Unlike certain effects pedals, like distortion or reverb which have a particular recommended position in your signal chain, volume and expression pedals can be placed in three positions depending on the desired effect.
Let’s take a look at the three most common positions for a volume pedal, and the results they produce:
Start of the Signal Chain
Positioning your volume pedal at the very beginning of your signal chain will keep your output as clean as possible. This method is useful if you are using distortion-based pedals like overdrive or fuzz, or if your amp produces distortion.
This position essentially makes the volume pedal function in the same way as the volume pot would on your guitar. It controls the dynamics before your signal reaches any of your pedals, and therefore reduces the amount of gain that is produced.
Middle of the Signal Chain
When you position a volume pedal somewhere around the middle of your signal chain, it will only affect the pedals that come after it. A common method used by guitarists is to place the volume pedal after your distortion-based and dynamic-boosting pedals, but before any timing-based effects like reverb or delay.
The reason this method is popular amongst guitarists is that it allows you to keep a consistent amount of drive in your signal and create swells using your reverb or delay pedals. It is also a good option for producing continuing trails that tie sections of a song together.
End of the Signal Chain
A less conventional positioning, placing the volume pedal at the end of your signal chain will produce some interesting results. When the pedal is positioned after reverb or delay, it essentially performs the function of a master volume limiter.
Any of the trails produced by your delay or reverb pedals will be stopped in their tracks when you activate the volume control. You can therefore completely mute your signal by using this method. For ending songs instantly, this is a very effective positioning.
Expression Pedal Positioning
If you intend to use your volume pedal as an expression pedal too, this requires a different approach to posting it in your signal chain. Technically speaking, the expression pedal can be placed anywhere as it won't be directly linked to your signal chain.

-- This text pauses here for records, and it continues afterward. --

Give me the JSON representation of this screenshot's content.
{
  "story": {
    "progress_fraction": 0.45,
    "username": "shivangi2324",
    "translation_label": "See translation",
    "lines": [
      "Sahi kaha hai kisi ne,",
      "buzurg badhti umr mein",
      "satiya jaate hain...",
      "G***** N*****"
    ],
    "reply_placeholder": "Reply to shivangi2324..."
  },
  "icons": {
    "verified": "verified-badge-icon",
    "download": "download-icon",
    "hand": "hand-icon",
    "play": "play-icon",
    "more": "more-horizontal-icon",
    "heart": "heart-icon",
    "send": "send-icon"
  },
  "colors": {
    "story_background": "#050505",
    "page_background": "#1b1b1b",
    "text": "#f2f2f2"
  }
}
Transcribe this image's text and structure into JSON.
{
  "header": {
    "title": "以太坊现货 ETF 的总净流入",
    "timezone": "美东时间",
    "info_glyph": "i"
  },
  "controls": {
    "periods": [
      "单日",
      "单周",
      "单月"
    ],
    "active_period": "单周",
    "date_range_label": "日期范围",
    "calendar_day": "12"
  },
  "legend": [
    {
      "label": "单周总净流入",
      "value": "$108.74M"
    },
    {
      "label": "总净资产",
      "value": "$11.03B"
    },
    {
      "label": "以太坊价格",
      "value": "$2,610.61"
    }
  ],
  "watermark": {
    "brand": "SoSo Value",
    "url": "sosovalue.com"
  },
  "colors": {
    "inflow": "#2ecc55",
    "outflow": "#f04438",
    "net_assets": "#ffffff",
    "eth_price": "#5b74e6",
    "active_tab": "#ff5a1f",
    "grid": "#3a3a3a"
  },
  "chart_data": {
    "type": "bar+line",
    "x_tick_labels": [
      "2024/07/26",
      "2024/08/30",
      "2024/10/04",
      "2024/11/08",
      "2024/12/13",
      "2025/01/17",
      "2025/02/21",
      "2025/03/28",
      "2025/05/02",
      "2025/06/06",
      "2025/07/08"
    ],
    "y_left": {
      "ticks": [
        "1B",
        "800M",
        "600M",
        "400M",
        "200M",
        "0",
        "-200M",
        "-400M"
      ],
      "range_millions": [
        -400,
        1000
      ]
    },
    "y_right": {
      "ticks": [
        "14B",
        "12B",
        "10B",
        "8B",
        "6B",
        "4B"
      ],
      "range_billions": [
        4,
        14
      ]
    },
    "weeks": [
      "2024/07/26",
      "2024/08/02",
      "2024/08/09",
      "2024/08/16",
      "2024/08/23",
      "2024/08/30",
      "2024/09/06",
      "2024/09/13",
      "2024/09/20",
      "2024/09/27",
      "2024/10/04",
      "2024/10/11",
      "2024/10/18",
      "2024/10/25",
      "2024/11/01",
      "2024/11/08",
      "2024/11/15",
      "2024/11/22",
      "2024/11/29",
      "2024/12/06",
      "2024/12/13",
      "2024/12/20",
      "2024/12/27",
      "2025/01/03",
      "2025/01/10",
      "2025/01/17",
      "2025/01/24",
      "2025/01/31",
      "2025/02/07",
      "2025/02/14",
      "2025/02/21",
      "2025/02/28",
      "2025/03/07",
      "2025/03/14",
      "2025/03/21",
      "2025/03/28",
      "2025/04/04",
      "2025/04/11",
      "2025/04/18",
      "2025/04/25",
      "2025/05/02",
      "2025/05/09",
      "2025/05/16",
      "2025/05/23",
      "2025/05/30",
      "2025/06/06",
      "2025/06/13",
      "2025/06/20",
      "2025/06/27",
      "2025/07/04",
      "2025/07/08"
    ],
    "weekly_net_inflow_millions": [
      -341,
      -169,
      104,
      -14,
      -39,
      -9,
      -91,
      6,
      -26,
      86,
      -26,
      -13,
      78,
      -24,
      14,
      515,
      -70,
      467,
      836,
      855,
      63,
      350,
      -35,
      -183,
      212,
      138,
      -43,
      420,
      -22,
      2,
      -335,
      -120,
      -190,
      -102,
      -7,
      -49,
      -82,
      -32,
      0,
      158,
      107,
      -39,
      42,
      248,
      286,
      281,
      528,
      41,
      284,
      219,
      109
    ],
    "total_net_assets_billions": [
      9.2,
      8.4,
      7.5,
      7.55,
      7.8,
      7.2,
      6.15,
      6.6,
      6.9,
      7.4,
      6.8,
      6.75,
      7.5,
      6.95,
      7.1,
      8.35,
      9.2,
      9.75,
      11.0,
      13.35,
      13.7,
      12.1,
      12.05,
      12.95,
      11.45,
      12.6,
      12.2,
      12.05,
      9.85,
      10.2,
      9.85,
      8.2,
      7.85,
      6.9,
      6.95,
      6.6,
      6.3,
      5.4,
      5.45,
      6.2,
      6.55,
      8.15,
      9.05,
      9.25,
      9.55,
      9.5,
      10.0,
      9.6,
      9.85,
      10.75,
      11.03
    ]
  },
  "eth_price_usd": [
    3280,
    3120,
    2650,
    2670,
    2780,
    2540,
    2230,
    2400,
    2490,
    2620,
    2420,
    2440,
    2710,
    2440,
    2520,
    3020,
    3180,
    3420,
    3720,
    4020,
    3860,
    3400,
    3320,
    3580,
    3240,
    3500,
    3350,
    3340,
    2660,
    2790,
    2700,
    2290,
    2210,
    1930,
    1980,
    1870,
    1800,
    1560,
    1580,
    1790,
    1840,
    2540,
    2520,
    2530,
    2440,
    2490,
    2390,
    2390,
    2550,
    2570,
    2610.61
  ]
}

However, most guitarists prefer to position them somewhere on their pedalboard where there is plenty of space. Due to the large nature of these pedals and the way they are controlled by foot, if they are crowded by other pedals, they become much trickier to use.
Utilizing a volume pedal is without a doubt the best way to gain complete control over the dynamics of your guitar. When you first use one, you’re likely to wonder how you coped without it!
Despite the relatively simple nature of volume pedals, there's a lot that can be achieved with them. Swells and gradual fade-ins are highly effective tools to have in your arsenal. Therefore, it's important to choose one that facilitates everything you need from a volume pedal.